What about promotional signs or posters? A high number of these can be a great way to create impact when advertising a seasonal event (eg. a stocktaking sale or Mother’s Day), but make sure they are removed once the event is finished or they will quickly become clutter.
Another common area of over-signing is around service points. Payment and refund policies, security messages, privacy statements, queuing instructions, delivery information and consultation times all fall into this category and can also create clutter if not properly managed. Whilst these may all offer information about your professional services, they can quickly get out-of-hand and present an unprofessional image.
The goal here is to reduce the number of messages to a bare minimum. You may be legally obliged to display some messages, but others might just have been created out of staff frustration from being asked the same question over again.
The second criterion for assessment of your signage is DESIGN. The look and feel of the graphic design of your signs should be consistent with your corporate image. This includes logos, colours, type styles, photographic images, and production methods.
Some stores feel the solution for consistency is to place their logo on every sign, but this can lead to an over-logoed store image. Once customers are in your store they do not need to be constantly reminded which store they are in.
A more subtle solution is to use the logo colours and a consistent type style and layout for each sign. Be sure to consider the viewing distance and legibility here to make sure they can be properly read and understood.
Engaging a graphic designer to create templates for each type of sign you use makes a good investment in the consistency of your store image. Using a template ensures any signs you add in the future look the same as those you have at the beginning.
Finally, the third criterion for assessment is TONE. This is a more subtle characteristic of communication but nonetheless important to keep consistent.
Remember that you are writing a script for guiding customers through your store. The tone you use in your communication is like that of a Master of Ceremonies at a social function, and can convey as much as the words themselves.
Imagine your signs being spoken; a good host will remain calm and speak clearly and politely. They do not SHOUT WITH CAPITALS, but prefer a friendlier Title Case. They are not verbose and always use smaller words in short sentences that everyone can follow. They do not demand but rather request. They are well schooled on the use of correct grammar, and never make spelling mistakes. And finally whilst they aim to prevent confusion, they avoid stating the obvious - let alone repeating it!
Next time you walk through your store, put your customer’s eyes on and take a look at your signage.
Consider the three criteria of quantity, design and tone to assess the effectiveness of your signage programme.
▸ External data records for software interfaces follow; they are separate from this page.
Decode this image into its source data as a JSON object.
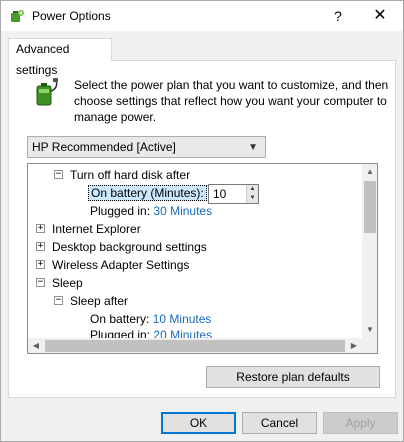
{
  "window": {
    "title": "Power Options",
    "help_glyph": "?",
    "close_glyph": "✕"
  },
  "tabs": [
    {
      "label": "Advanced settings",
      "active": true
    }
  ],
  "description": "Select the power plan that you want to customize, and then choose settings that reflect how you want your computer to manage power.",
  "plan_select": {
    "value": "HP Recommended [Active]"
  },
  "tree": {
    "rows": [
      {
        "label": "Turn off hard disk after",
        "expander": "−",
        "expanded": true
      },
      {
        "label": "On battery (Minutes):",
        "selected": true,
        "spin_value": "10"
      },
      {
        "label": "Plugged in:",
        "value": "30 Minutes"
      },
      {
        "label": "Internet Explorer",
        "expander": "+",
        "expanded": false
      },
      {
        "label": "Desktop background settings",
        "expander": "+",
        "expanded": false
      },
      {
        "label": "Wireless Adapter Settings",
        "expander": "+",
        "expanded": false
      },
      {
        "label": "Sleep",
        "expander": "−",
        "expanded": true
      },
      {
        "label": "Sleep after",
        "expander": "−",
        "expanded": true
      },
      {
        "label": "On battery:",
        "value": "10 Minutes"
      },
      {
        "label": "Plugged in:",
        "value": "20 Minutes"
      }
    ]
  },
  "buttons": {
    "restore": "Restore plan defaults",
    "ok": "OK",
    "cancel": "Cancel",
    "apply": "Apply"
  },
  "colors": {
    "link": "#1a6bbd",
    "selection": "#cce8ff",
    "focus": "#0078d7"
  }
}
Plan and implement changes where necessary and you will surely improve your store’s communication, resulting in a better shopping experience for your customers and increased sales.